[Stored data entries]
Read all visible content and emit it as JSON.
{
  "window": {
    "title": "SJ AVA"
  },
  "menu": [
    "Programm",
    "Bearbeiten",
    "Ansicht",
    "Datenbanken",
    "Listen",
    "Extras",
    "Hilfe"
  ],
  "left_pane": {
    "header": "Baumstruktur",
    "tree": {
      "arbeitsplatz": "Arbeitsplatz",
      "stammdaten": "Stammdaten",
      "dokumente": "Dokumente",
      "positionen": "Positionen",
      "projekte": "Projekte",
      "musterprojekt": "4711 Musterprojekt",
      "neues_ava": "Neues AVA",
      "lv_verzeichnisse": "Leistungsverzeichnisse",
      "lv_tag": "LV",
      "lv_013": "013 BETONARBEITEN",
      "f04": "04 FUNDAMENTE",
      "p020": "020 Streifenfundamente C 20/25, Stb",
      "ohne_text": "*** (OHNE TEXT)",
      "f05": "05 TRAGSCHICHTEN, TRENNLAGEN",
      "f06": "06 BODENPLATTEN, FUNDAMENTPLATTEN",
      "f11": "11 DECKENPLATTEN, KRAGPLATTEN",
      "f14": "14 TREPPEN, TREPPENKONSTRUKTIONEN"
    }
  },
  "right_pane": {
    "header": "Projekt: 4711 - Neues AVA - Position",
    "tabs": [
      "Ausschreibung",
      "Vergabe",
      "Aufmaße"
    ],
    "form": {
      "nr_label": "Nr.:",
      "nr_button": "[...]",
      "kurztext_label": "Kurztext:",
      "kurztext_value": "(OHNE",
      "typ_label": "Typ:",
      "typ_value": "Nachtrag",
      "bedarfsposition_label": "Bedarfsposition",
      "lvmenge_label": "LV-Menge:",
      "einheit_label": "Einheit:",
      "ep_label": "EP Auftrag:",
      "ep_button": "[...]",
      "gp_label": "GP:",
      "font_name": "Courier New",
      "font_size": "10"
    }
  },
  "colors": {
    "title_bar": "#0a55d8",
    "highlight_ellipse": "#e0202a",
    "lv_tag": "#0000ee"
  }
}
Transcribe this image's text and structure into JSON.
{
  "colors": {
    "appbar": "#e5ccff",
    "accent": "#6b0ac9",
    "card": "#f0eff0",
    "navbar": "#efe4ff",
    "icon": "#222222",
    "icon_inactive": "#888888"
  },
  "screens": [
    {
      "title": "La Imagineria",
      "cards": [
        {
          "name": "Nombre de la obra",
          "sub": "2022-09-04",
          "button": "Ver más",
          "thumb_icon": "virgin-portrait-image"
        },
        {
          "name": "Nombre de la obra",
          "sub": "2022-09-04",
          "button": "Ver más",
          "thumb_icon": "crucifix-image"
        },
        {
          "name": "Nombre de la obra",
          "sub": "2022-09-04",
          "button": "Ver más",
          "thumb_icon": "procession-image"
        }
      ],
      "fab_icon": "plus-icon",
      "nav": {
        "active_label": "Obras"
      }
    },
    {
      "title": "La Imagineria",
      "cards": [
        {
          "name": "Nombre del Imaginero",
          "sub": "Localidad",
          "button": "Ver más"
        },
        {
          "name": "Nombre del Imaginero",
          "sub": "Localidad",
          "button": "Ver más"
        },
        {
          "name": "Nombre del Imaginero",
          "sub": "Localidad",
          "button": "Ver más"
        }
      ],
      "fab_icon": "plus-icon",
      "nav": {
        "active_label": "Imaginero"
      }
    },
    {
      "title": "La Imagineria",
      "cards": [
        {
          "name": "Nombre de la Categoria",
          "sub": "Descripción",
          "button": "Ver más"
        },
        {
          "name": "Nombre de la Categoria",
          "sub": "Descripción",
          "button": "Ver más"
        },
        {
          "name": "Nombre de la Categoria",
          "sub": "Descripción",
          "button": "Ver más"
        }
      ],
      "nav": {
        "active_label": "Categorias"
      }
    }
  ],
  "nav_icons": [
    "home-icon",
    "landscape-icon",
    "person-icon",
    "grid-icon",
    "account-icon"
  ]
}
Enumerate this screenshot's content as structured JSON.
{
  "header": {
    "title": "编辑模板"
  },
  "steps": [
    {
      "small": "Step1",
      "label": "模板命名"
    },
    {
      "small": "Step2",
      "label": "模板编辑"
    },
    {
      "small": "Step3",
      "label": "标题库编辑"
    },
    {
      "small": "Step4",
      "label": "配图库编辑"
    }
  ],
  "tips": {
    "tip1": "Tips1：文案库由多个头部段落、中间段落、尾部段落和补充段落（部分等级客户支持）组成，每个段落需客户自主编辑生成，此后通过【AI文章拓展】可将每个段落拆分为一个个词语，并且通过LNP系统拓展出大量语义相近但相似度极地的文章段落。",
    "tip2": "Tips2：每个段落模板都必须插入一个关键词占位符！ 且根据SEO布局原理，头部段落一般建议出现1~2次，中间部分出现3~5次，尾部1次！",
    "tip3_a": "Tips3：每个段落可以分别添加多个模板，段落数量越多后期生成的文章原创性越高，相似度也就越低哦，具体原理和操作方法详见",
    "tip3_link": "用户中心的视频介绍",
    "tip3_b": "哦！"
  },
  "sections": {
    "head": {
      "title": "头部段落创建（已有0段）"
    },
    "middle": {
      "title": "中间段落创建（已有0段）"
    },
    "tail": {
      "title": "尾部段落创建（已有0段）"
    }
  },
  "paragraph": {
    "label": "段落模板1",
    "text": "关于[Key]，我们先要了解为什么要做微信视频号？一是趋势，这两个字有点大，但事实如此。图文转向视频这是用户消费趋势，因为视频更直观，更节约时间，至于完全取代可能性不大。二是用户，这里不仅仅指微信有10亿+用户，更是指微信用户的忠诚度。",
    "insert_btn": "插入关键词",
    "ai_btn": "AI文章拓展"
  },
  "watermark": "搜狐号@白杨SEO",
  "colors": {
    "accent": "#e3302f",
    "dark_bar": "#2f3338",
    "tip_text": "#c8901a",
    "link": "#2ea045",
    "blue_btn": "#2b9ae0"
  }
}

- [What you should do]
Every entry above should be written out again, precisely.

- [Reply to the task]
Read all visible content and emit it as JSON.
{
  "window": {
    "title": "SJ AVA"
  },
  "menu": [
    "Programm",
    "Bearbeiten",
    "Ansicht",
    "Datenbanken",
    "Listen",
    "Extras",
    "Hilfe"
  ],
  "left_pane": {
    "header": "Baumstruktur",
    "tree": {
      "arbeitsplatz": "Arbeitsplatz",
      "stammdaten": "Stammdaten",
      "dokumente": "Dokumente",
      "positionen": "Positionen",
      "projekte": "Projekte",
      "musterprojekt": "4711 Musterprojekt",
      "neues_ava": "Neues AVA",
      "lv_verzeichnisse": "Leistungsverzeichnisse",
      "lv_tag": "LV",
      "lv_013": "013 BETONARBEITEN",
      "f04": "04 FUNDAMENTE",
      "p020": "020 Streifenfundamente C 20/25, Stb",
      "ohne_text": "*** (OHNE TEXT)",
      "f05": "05 TRAGSCHICHTEN, TRENNLAGEN",
      "f06": "06 BODENPLATTEN, FUNDAMENTPLATTEN",
      "f11": "11 DECKENPLATTEN, KRAGPLATTEN",
      "f14": "14 TREPPEN, TREPPENKONSTRUKTIONEN"
    }
  },
  "right_pane": {
    "header": "Projekt: 4711 - Neues AVA - Position",
    "tabs": [
      "Ausschreibung",
      "Vergabe",
      "Aufmaße"
    ],
    "form": {
      "nr_label": "Nr.:",
      "nr_button": "[...]",
      "kurztext_label": "Kurztext:",
      "kurztext_value": "(OHNE",
      "typ_label": "Typ:",
      "typ_value": "Nachtrag",
      "bedarfsposition_label": "Bedarfsposition",
      "lvmenge_label": "LV-Menge:",
      "einheit_label": "Einheit:",
      "ep_label": "EP Auftrag:",
      "ep_button": "[...]",
      "gp_label": "GP:",
      "font_name": "Courier New",
      "font_size": "10"
    }
  },
  "colors": {
    "title_bar": "#0a55d8",
    "highlight_ellipse": "#e0202a",
    "lv_tag": "#0000ee"
  }
}
Transcribe this image's text and structure into JSON.
{
  "colors": {
    "appbar": "#e5ccff",
    "accent": "#6b0ac9",
    "card": "#f0eff0",
    "navbar": "#efe4ff",
    "icon": "#222222",
    "icon_inactive": "#888888"
  },
  "screens": [
    {
      "title": "La Imagineria",
      "cards": [
        {
          "name": "Nombre de la obra",
          "sub": "2022-09-04",
          "button": "Ver más",
          "thumb_icon": "virgin-portrait-image"
        },
        {
          "name": "Nombre de la obra",
          "sub": "2022-09-04",
          "button": "Ver más",
          "thumb_icon": "crucifix-image"
        },
        {
          "name": "Nombre de la obra",
          "sub": "2022-09-04",
          "button": "Ver más",
          "thumb_icon": "procession-image"
        }
      ],
      "fab_icon": "plus-icon",
      "nav": {
        "active_label": "Obras"
      }
    },
    {
      "title": "La Imagineria",
      "cards": [
        {
          "name": "Nombre del Imaginero",
          "sub": "Localidad",
          "button": "Ver más"
        },
        {
          "name": "Nombre del Imaginero",
          "sub": "Localidad",
          "button": "Ver más"
        },
        {
          "name": "Nombre del Imaginero",
          "sub": "Localidad",
          "button": "Ver más"
        }
      ],
      "fab_icon": "plus-icon",
      "nav": {
        "active_label": "Imaginero"
      }
    },
    {
      "title": "La Imagineria",
      "cards": [
        {
          "name": "Nombre de la Categoria",
          "sub": "Descripción",
          "button": "Ver más"
        },
        {
          "name": "Nombre de la Categoria",
          "sub": "Descripción",
          "button": "Ver más"
        },
        {
          "name": "Nombre de la Categoria",
          "sub": "Descripción",
          "button": "Ver más"
        }
      ],
      "nav": {
        "active_label": "Categorias"
      }
    }
  ],
  "nav_icons": [
    "home-icon",
    "landscape-icon",
    "person-icon",
    "grid-icon",
    "account-icon"
  ]
}
Enumerate this screenshot's content as structured JSON.
{
  "header": {
    "title": "编辑模板"
  },
  "steps": [
    {
      "small": "Step1",
      "label": "模板命名"
    },
    {
      "small": "Step2",
      "label": "模板编辑"
    },
    {
      "small": "Step3",
      "label": "标题库编辑"
    },
    {
      "small": "Step4",
      "label": "配图库编辑"
    }
  ],
  "tips": {
    "tip1": "Tips1：文案库由多个头部段落、中间段落、尾部段落和补充段落（部分等级客户支持）组成，每个段落需客户自主编辑生成，此后通过【AI文章拓展】可将每个段落拆分为一个个词语，并且通过LNP系统拓展出大量语义相近但相似度极地的文章段落。",
    "tip2": "Tips2：每个段落模板都必须插入一个关键词占位符！ 且根据SEO布局原理，头部段落一般建议出现1~2次，中间部分出现3~5次，尾部1次！",
    "tip3_a": "Tips3：每个段落可以分别添加多个模板，段落数量越多后期生成的文章原创性越高，相似度也就越低哦，具体原理和操作方法详见",
    "tip3_link": "用户中心的视频介绍",
    "tip3_b": "哦！"
  },
  "sections": {
    "head": {
      "title": "头部段落创建（已有0段）"
    },
    "middle": {
      "title": "中间段落创建（已有0段）"
    },
    "tail": {
      "title": "尾部段落创建（已有0段）"
    }
  },
  "paragraph": {
    "label": "段落模板1",
    "text": "关于[Key]，我们先要了解为什么要做微信视频号？一是趋势，这两个字有点大，但事实如此。图文转向视频这是用户消费趋势，因为视频更直观，更节约时间，至于完全取代可能性不大。二是用户，这里不仅仅指微信有10亿+用户，更是指微信用户的忠诚度。",
    "insert_btn": "插入关键词",
    "ai_btn": "AI文章拓展"
  },
  "watermark": "搜狐号@白杨SEO",
  "colors": {
    "accent": "#e3302f",
    "dark_bar": "#2f3338",
    "tip_text": "#c8901a",
    "link": "#2ea045",
    "blue_btn": "#2b9ae0"
  }
}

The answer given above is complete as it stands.